Interesting article at Citylab on parking and transit subsidies in the US. It’s definitely a good study in human behaviour. Apparently, the “fairness” of transit subsidies that match parking subsidies given to employees does not really pan out.
Congress recently reestablished parity for commuter tax benefits, granting people who take transit into work as well as those who drive in and park at the office the same $255 a month in 2016. With that basic fairness intact, the question becomes whether or not the rule will change rush-hour travel choices in any substantive way. Given the bump in transit benefits, you might reasonably expect fewer employees to drive in alone, but the evidence suggests you’d be wrong.

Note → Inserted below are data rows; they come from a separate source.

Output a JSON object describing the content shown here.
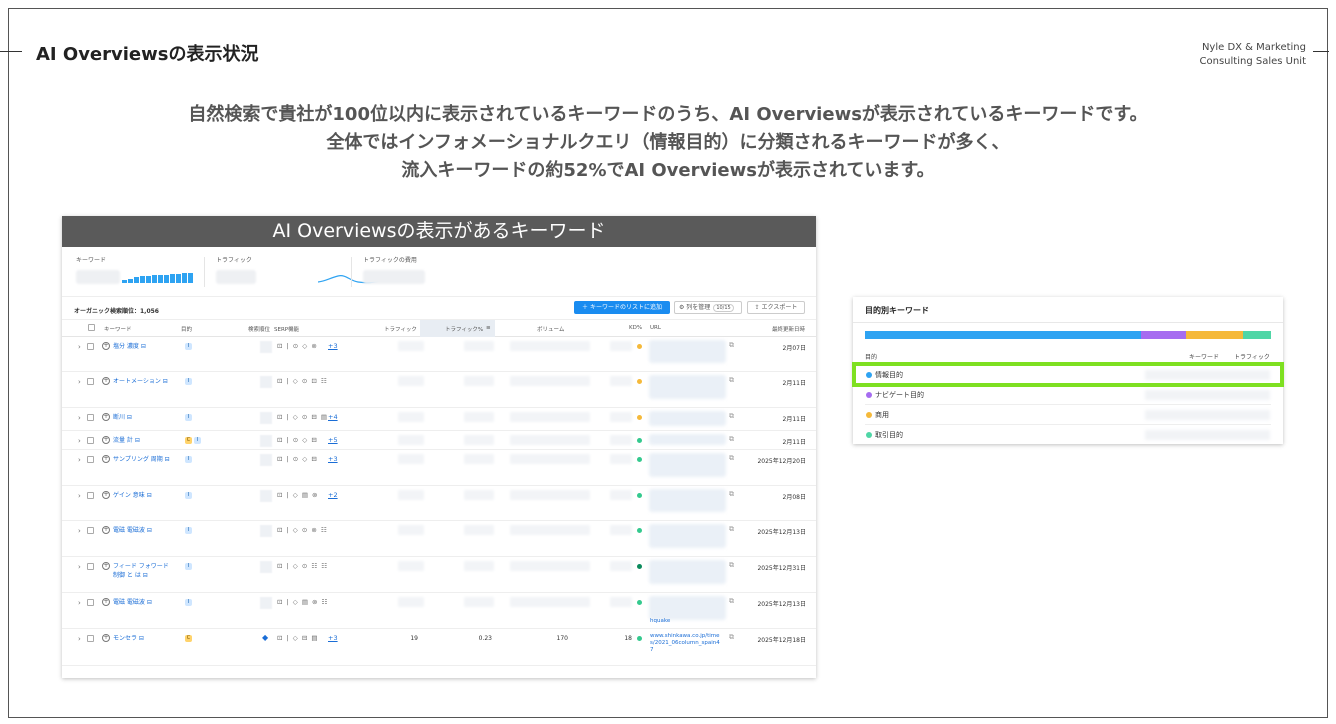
{
  "page": {
    "title": "AI Overviewsの表示状況",
    "brand_line1": "Nyle DX & Marketing",
    "brand_line2": "Consulting Sales Unit",
    "headline_line1": "自然検索で貴社が100位以内に表示されているキーワードのうち、AI Overviewsが表示されているキーワードです。",
    "headline_line2": "全体ではインフォメーショナルクエリ（情報目的）に分類されるキーワードが多く、",
    "headline_line3": "流入キーワードの約52%でAI Overviewsが表示されています。"
  },
  "colors": {
    "accent_blue": "#2ea3f2",
    "button_blue": "#1a8cf0",
    "highlight_green": "#7ee021",
    "banner_gray": "#5a5a5a",
    "intent_info": "#2ea3f2",
    "intent_nav": "#a66cf0",
    "intent_commercial": "#f5b93a",
    "intent_transactional": "#4fd6a6"
  },
  "keywords_panel": {
    "banner": "AI Overviewsの表示があるキーワード",
    "stat_keywords_label": "キーワード",
    "stat_traffic_label": "トラフィック",
    "stat_traffic_cost_label": "トラフィックの費用",
    "organic_count_label": "オーガニック検索順位：1,056",
    "add_button": "＋ キーワードのリストに追加",
    "manage_columns": "列を管理",
    "column_count": "10/15",
    "export_button": "エクスポート",
    "columns": {
      "keyword": "キーワード",
      "intent": "目的",
      "position": "検索順位",
      "serp": "SERP機能",
      "traffic": "トラフィック",
      "traffic_pct": "トラフィック%",
      "volume": "ボリューム",
      "kd": "KD%",
      "url": "URL",
      "updated": "最終更新日時"
    },
    "rows": [
      {
        "keyword": "塩分 濃度 ⊟",
        "intents": [
          "I"
        ],
        "serp": "⊡ | ⊙ ◇ ⊚ ",
        "more": "+3",
        "kd_color": "#f5b93a",
        "date": "2月07日"
      },
      {
        "keyword": "オートメーション ⊟",
        "intents": [
          "I"
        ],
        "serp": "⊡ | ◇ ⊙ ⊡ ☷",
        "more": "",
        "kd_color": "#f5b93a",
        "date": "2月11日"
      },
      {
        "keyword": "断川 ⊟",
        "intents": [
          "I"
        ],
        "serp": "⊡ | ◇ ⊙ ⊟ ▤ ",
        "more": "+4",
        "kd_color": "#f5b93a",
        "date": "2月11日"
      },
      {
        "keyword": "流量 計 ⊟",
        "intents": [
          "C",
          "I"
        ],
        "serp": "⊡ | ⊙ ◇ ⊟ ",
        "more": "+5",
        "kd_color": "#34c98e",
        "date": "2月11日"
      },
      {
        "keyword": "サンプリング 周期 ⊟",
        "intents": [
          "I"
        ],
        "serp": "⊡ | ⊙ ◇ ⊟ ",
        "more": "+3",
        "kd_color": "#34c98e",
        "date": "2025年12月20日"
      },
      {
        "keyword": "ゲイン 意味 ⊟",
        "intents": [
          "I"
        ],
        "serp": "⊡ | ◇ ▤ ⊚ ",
        "more": "+2",
        "kd_color": "#34c98e",
        "date": "2月08日"
      },
      {
        "keyword": "電磁 電磁波 ⊟",
        "intents": [
          "I"
        ],
        "serp": "⊡ | ◇ ⊙ ⊚ ☷",
        "more": "",
        "kd_color": "#34c98e",
        "date": "2025年12月13日"
      },
      {
        "keyword": "フィード フォワード 制御 と は ⊟",
        "intents": [
          "I"
        ],
        "serp": "⊡ | ◇ ⊙ ☷ ☷",
        "more": "",
        "kd_color": "#0b8a5c",
        "date": "2025年12月31日"
      },
      {
        "keyword": "電磁 電磁波 ⊟",
        "intents": [
          "I"
        ],
        "serp": "⊡ | ◇ ▤ ⊚ ☷",
        "more": "",
        "kd_color": "#34c98e",
        "date": "2025年12月13日",
        "url": "hquake"
      },
      {
        "keyword": "モンセラ ⊟",
        "intents": [
          "C"
        ],
        "serp": "⊡ | ◇ ⊟ ▤ ",
        "more": "+3",
        "kd_color": "#34c98e",
        "date": "2025年12月18日",
        "traffic": "19",
        "traffic_pct": "0.23",
        "volume": "170",
        "kd": "18",
        "url": "www.shinkawa.co.jp/times/2021_06column_spain47"
      }
    ]
  },
  "intent_panel": {
    "title": "目的別キーワード",
    "col_intent": "目的",
    "col_keywords": "キーワード",
    "col_traffic": "トラフィック",
    "stack_shares": [
      0.68,
      0.11,
      0.14,
      0.07
    ],
    "rows": [
      {
        "label": "情報目的",
        "color": "#2ea3f2"
      },
      {
        "label": "ナビゲート目的",
        "color": "#a66cf0"
      },
      {
        "label": "商用",
        "color": "#f5b93a"
      },
      {
        "label": "取引目的",
        "color": "#4fd6a6"
      }
    ]
  }
}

In other words, people with free parking will still drive to work even though there is a significant transit subsidy. Why? Well, free parking is a subsidy of its own that encourages employees to drive to work without facing any financial consequences.

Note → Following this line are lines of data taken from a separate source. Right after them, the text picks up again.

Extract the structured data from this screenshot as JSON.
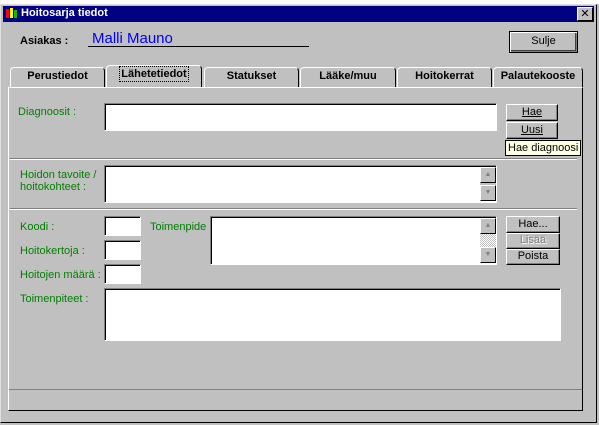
{
  "window": {
    "title": "Hoitosarja tiedot",
    "close_glyph": "✕",
    "icon": "app-icon"
  },
  "header": {
    "client_label": "Asiakas :",
    "client_name": "Malli Mauno",
    "close_button": "Sulje"
  },
  "tabs": [
    {
      "label": "Perustiedot",
      "active": false
    },
    {
      "label": "Lähetetiedot",
      "active": true
    },
    {
      "label": "Statukset",
      "active": false
    },
    {
      "label": "Lääke/muu",
      "active": false
    },
    {
      "label": "Hoitokerrat",
      "active": false
    },
    {
      "label": "Palautekooste",
      "active": false
    }
  ],
  "diagnoses": {
    "label": "Diagnoosit :",
    "value": "",
    "fetch_button": "Hae",
    "new_button": "Uusi",
    "tooltip": "Hae diagnoosi"
  },
  "goal": {
    "label_line1": "Hoidon tavoite /",
    "label_line2": "hoitokohteet :",
    "value": ""
  },
  "procedures": {
    "code_label": "Koodi :",
    "code_value": "",
    "sessions_label": "Hoitokertoja :",
    "sessions_value": "",
    "amount_label": "Hoitojen määrä :",
    "amount_value": "",
    "procedure_label": "Toimenpide :",
    "procedure_value": "",
    "fetch_button": "Hae...",
    "add_button": "Lisää",
    "remove_button": "Poista",
    "list_label": "Toimenpiteet :",
    "list_value": ""
  },
  "colors": {
    "titlebar": "#000080",
    "label_green": "#008000",
    "client_blue": "#0000ff",
    "face": "#c0c0c0"
  }
}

Only when free parking is taken away and when there is a transit incentive thrown in, does the transportation mode shift dramatically to alternative modes. Vancouver’s own U-Pass may be a good example of how transit subsidy with paid parking can shift transportation mode shares. Before the U-Pass, buses to SFU and UBC were busy, but not bursting at the seams. Once the U-Pass came into being, those buses were really filled to the brim and service had to be immensely increased.

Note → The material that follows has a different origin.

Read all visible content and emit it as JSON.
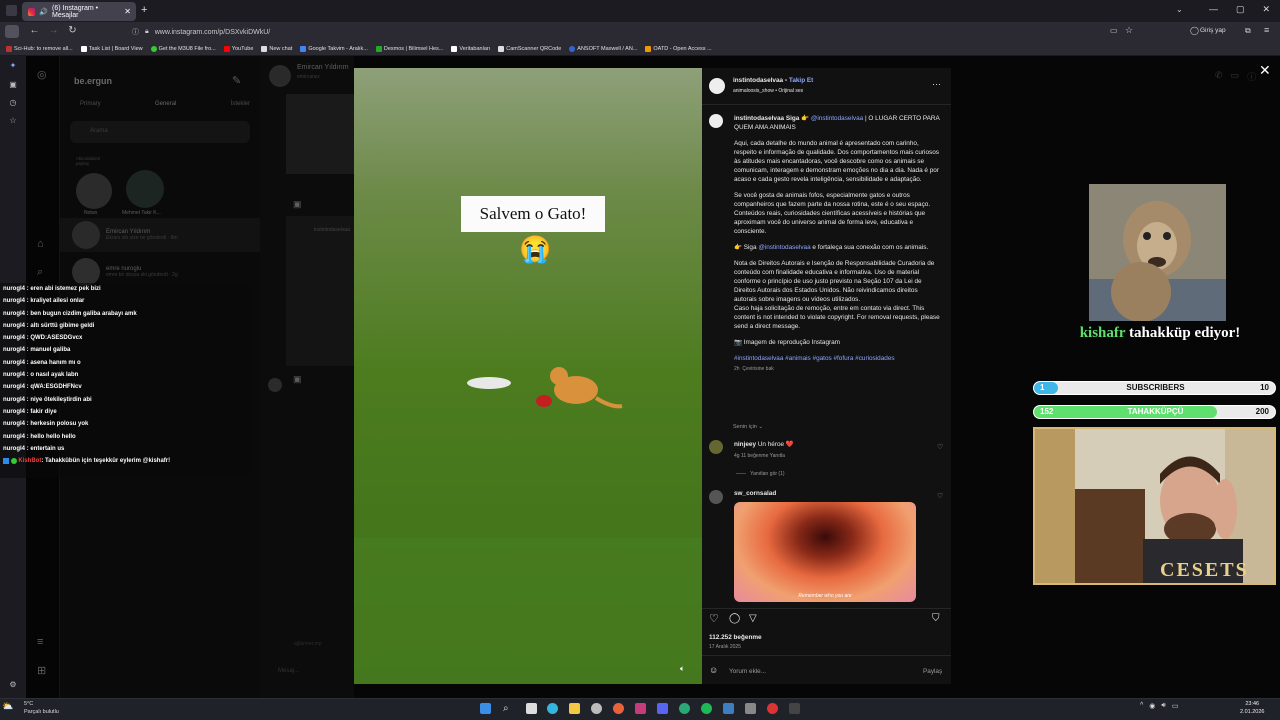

Some people are still willing, or need to due to circumstances, to drive and to pay for parking. Some find creative ways of parking on free roads along bus routes going to the universities. But definitely paid parking plus transit subsidy makes a huge impact.
A lot of workplaces provide free parking for their employees. Now imagine if every employee in the city had to pay for parking at their workplace. It would be what Thomas Beyer would like to see. That would turn transportation in this city on its head. The end of free parking for employees would also save companies a lot of money and provide parking for customers instead.
Companies could also free themselves from the headache of running a “fair” parking system for employees that everyone feels entitled to. Now that could be a blog post of its own and I just don’t want to even go there.